The biggest learning curve for me in Shanghai has been learning Mandarin. Before coming to Shanghai, I had done a three-week intensive Mandarin course. I was totally unprepared and, at first, it seemed like nobody spoke English and that my Mandarin was never going to improve. However, while my Mandarin is definitely still a work in progress, it has got better. Most importantly, my time in Shanghai has encouraged me to keep studying when I return to Australia.


SJTU has two campuses – Minhang and Xuhui. The campus you study at depends on your subjects. However, the Xuhui Campus is quite close to the city and a lot smaller. In terms of proximity to the city area of Shanghai, Xuhui is definitely the better campus. 

I lived on the Xuhui Campus in the Lianxing Building so I had my own room and my own bathroom. The university accommodation can be a little bit of a shock when you first arrive as the kitchen and bathroom are probably not what we are used to in Australia. For example, it took an hour for the water in my room to heat up. I also couldn’t have any other electricity running in my room during that hour or I would overload the circuit. However, I believe they are renovating the international accommodation currently and, regardless, you quickly adapt to these small inconveniences.

Also, importantly, when you first arrive, the university accommodation does not provide you with internet access. They provide you with an IP address and you need to go buy a router and set up the internet yourself. I would definitely suggest buying a sim card at the airport. I didn’t do this because I thought I was going to have internet at SJTU. Trying to translate a router instruction manual in Mandarin certainly challenged both my language and technology skills.

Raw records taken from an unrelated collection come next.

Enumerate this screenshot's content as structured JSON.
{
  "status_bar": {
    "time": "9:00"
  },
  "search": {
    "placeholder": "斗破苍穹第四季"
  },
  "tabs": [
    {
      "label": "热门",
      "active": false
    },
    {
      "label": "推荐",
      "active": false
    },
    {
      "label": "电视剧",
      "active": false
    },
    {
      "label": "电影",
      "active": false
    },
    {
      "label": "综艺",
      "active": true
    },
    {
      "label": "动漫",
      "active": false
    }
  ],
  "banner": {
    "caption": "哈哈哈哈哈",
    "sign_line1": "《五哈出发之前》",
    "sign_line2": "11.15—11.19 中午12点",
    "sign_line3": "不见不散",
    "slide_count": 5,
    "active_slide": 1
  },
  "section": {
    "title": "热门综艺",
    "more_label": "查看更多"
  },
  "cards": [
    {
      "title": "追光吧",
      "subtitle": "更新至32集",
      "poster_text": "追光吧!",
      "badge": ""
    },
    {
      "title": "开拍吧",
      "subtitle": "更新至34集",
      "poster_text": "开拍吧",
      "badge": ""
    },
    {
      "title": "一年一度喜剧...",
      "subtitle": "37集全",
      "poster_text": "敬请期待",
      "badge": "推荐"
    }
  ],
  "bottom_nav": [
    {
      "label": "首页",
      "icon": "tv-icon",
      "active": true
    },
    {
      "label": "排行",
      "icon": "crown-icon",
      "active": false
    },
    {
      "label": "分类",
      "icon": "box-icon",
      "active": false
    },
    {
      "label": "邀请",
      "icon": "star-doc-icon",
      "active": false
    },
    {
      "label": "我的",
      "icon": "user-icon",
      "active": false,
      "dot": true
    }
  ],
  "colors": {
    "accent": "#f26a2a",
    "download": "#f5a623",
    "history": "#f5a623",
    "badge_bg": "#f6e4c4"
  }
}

Overall, I’d recommend living in the student accommodation. The major drawback is that you don’t get immersed in the culture as much and it makes it harder to practice Mandarin. However, if you really want to improve your Mandarin, I recommend looking into homestay options. I did this later in Beijing and really enjoyed it.


Elephant Rock on the Northern Coast
Zhangjiajie Glass Bridge.

There is a real range for the cost of living in Shanghai. If you eat at the cafeteria, you can buy a meal for under $2AUD and a standard Chinese meal around the university is probably less than $8 AUD. However, Western food is usually more expensive. Ignoring rent, I would spend between 500 – 750 kuai ($100 - $150 AUD) in any given week on all my living expenses.

Travel in China is quite expensive, particularly flights. I would definitely recommend doing travelling as much as possible, but it requires budgeting.


My biggest challenge while living in China was language difficulties. I didn't speak any Mandarin when I arrived and this made basic communication hard. Even when my Mandarin improved, there were still situations where my lack of understanding caused confusion. However, Mandarin lessons and an amazing tutor really helped me to develop basic Mandarin skills which made living in China much easier.

Professional development and employability

Studying law in China has expanded my understanding of different countries’ legal paradigms. I really valued being taught about Chinese law by Chinese law professors from their perspective. I think this will assist me professionally to help clients from non-Australian backgrounds in their interactions with the Australian legal system


My highlight in Shanghai has been the people. I’ve made amazing friends, both international students and locals. They have made my exchange really memorable.

Top tips

Firstly, you can still come to Shanghai if you don’t speak any Mandarin! When I first arrived, it seemed like nobody spoke any English and I really struggled with basic communication. However, particularly compared to other Chinese cities, lots of people do speak at least a little bit of English and are willing to help you out! 

Secondly, apps are an essential part of living in China. WeChat is probably the most commonly used app in China. It’s a Facebook/Instagram mix. I cannot overstate its importance. For example, my lecturers would send us our readings over WeChat. Also, people don’t use bank cards, so I would recommend setting up a bank account and then linking it to Alipay and/or WeChat Pay. You should also download the Uber equivalent, Didi!

Muirgen - Shanghai Jiao Tong University